Assignment
Go through the records below line by line, counting those that contain the word "icon"; answer with the count only.

Material provided
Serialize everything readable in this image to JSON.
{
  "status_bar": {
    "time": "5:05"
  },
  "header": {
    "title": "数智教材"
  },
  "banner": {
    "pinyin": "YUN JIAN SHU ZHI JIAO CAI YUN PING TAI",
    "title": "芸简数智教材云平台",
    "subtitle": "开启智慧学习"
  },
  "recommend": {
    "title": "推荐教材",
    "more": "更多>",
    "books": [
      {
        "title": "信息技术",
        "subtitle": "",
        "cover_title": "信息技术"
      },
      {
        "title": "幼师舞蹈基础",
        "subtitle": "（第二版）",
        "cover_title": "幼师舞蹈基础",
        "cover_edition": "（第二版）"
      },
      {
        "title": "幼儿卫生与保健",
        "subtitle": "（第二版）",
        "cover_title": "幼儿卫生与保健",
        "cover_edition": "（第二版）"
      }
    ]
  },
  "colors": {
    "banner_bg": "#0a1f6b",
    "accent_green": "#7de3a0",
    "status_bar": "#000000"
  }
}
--
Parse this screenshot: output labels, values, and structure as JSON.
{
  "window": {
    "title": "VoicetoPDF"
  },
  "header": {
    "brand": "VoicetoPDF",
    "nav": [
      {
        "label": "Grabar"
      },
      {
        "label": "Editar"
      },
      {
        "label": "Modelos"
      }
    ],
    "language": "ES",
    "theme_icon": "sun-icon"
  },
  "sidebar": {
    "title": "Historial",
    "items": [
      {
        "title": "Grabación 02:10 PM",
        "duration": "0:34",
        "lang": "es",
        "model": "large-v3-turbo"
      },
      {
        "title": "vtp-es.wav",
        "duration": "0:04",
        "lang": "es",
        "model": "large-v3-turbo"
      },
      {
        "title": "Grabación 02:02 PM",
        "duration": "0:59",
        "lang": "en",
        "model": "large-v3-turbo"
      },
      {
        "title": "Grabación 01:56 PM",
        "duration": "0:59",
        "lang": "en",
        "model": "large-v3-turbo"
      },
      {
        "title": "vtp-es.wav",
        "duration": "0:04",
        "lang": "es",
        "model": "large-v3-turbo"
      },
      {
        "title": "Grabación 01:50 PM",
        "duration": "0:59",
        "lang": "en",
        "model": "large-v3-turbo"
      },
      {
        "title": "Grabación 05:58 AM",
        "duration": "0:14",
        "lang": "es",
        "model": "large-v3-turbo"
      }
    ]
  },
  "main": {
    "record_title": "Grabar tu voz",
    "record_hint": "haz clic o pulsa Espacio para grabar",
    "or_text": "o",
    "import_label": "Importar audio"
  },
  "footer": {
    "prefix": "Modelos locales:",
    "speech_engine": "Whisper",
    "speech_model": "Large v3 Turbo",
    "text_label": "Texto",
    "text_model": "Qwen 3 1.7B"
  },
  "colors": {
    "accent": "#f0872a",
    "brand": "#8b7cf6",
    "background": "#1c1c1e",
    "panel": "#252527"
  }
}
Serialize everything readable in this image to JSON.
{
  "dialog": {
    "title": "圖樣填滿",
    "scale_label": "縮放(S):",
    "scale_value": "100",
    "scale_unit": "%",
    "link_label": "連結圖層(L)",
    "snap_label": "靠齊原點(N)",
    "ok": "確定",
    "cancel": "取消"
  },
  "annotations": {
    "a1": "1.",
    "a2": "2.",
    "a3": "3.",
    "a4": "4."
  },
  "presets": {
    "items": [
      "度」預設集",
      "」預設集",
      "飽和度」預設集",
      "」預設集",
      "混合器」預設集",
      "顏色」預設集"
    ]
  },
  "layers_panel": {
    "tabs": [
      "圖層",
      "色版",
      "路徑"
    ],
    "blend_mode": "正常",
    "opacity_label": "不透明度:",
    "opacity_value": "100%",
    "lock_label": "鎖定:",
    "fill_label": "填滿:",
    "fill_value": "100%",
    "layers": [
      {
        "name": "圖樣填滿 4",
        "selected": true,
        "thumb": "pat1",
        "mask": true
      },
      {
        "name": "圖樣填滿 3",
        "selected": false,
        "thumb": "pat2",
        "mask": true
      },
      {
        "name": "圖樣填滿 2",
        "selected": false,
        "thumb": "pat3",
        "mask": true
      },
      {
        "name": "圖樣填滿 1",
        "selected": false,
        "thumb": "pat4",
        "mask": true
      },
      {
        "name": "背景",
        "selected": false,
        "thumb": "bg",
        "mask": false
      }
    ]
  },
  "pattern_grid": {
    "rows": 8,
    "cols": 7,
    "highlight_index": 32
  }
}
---
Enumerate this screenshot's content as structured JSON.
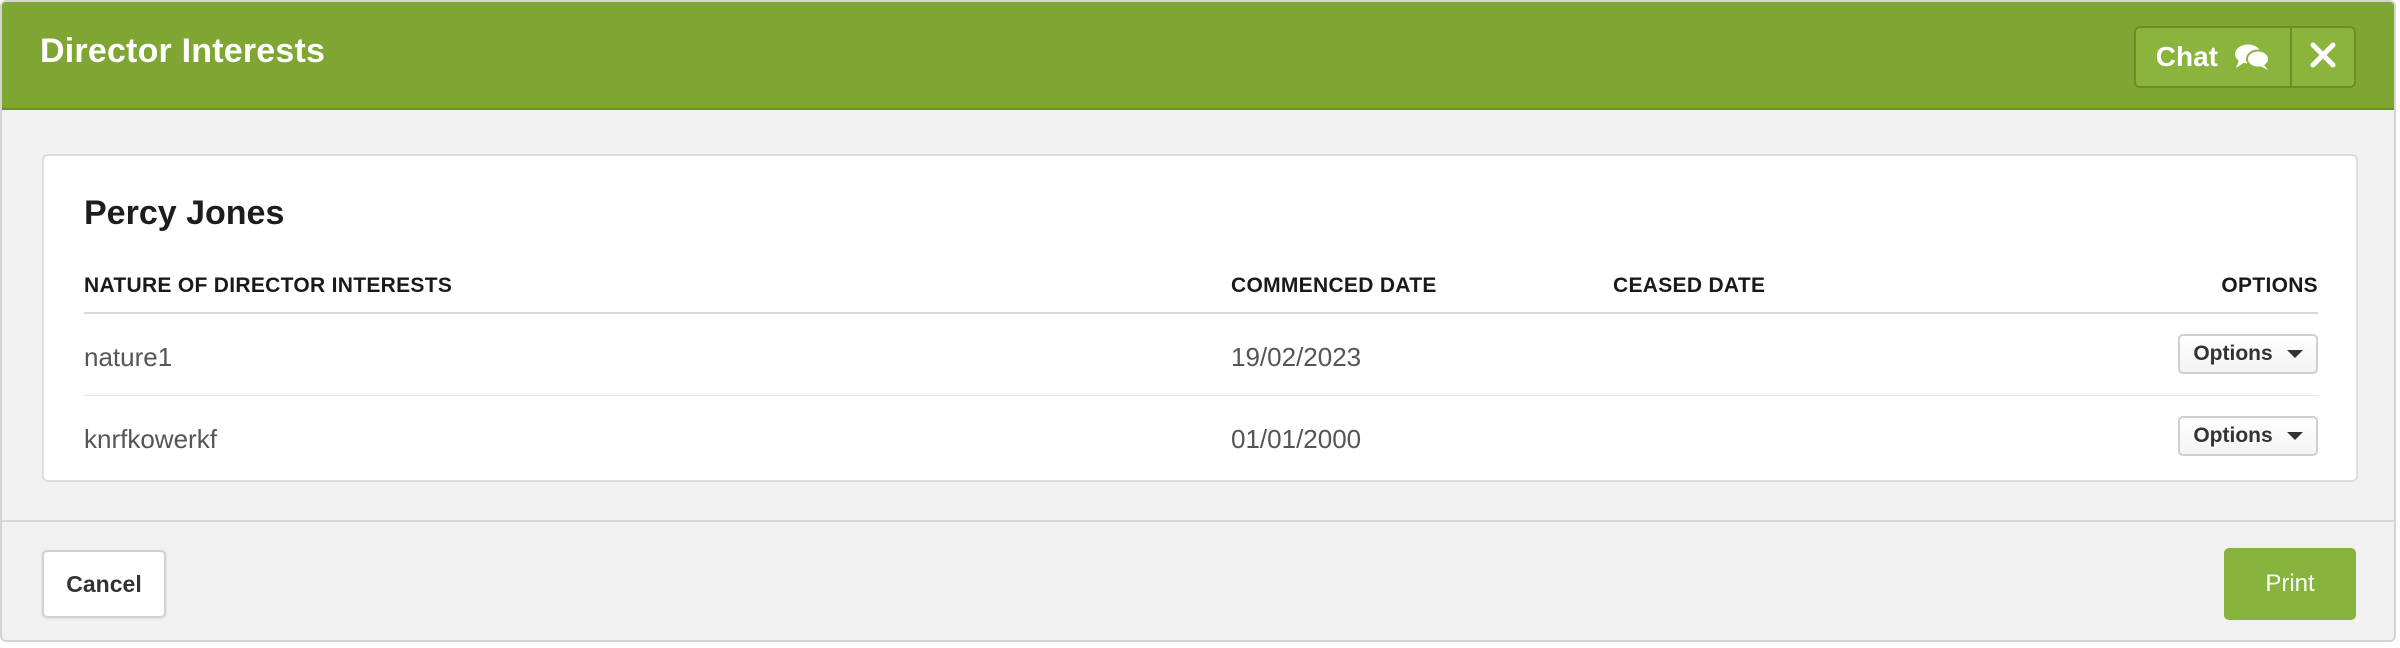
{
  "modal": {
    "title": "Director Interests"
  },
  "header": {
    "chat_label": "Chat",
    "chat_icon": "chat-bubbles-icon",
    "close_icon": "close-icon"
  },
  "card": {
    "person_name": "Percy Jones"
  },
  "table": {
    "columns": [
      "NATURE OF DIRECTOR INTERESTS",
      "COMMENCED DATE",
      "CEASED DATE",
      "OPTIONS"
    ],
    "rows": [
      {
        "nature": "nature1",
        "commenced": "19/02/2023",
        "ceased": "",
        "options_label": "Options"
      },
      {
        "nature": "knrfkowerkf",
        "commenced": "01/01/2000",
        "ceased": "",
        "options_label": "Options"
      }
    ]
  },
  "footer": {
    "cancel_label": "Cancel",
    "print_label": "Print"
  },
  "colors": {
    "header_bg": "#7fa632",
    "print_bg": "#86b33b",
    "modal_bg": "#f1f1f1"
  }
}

Response
3